▶ _Task prompt_:
Collect each line of the records containing the string "letters".

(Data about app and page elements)
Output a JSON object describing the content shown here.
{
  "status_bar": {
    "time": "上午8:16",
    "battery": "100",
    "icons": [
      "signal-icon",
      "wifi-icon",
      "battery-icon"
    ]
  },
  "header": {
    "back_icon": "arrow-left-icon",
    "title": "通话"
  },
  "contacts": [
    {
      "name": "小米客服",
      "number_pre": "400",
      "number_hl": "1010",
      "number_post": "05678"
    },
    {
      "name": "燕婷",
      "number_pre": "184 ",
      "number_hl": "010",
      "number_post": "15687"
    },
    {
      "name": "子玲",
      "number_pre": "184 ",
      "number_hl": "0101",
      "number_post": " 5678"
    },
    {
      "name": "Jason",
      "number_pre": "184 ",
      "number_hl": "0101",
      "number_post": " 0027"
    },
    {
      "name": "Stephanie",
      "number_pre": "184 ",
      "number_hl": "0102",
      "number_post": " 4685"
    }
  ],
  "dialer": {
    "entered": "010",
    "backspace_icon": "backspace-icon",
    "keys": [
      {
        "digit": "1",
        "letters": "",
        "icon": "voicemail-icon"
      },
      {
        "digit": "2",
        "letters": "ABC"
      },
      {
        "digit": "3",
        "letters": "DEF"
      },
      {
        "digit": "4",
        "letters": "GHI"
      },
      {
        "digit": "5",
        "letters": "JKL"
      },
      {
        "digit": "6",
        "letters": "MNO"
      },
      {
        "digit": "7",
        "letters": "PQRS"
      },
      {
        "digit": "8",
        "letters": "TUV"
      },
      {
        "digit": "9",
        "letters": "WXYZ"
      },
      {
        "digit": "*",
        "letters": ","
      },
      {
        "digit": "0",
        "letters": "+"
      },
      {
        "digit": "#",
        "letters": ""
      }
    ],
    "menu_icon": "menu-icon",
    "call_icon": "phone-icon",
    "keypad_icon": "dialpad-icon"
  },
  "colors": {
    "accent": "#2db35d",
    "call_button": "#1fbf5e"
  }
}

▶ _Task output_:
        "letters": "",
        "letters": "ABC"
        "letters": "DEF"
        "letters": "GHI"
        "letters": "JKL"
        "letters": "MNO"
        "letters": "PQRS"
        "letters": "TUV"
        "letters": "WXYZ"
        "letters": ","
        "letters": "+"
        "letters": ""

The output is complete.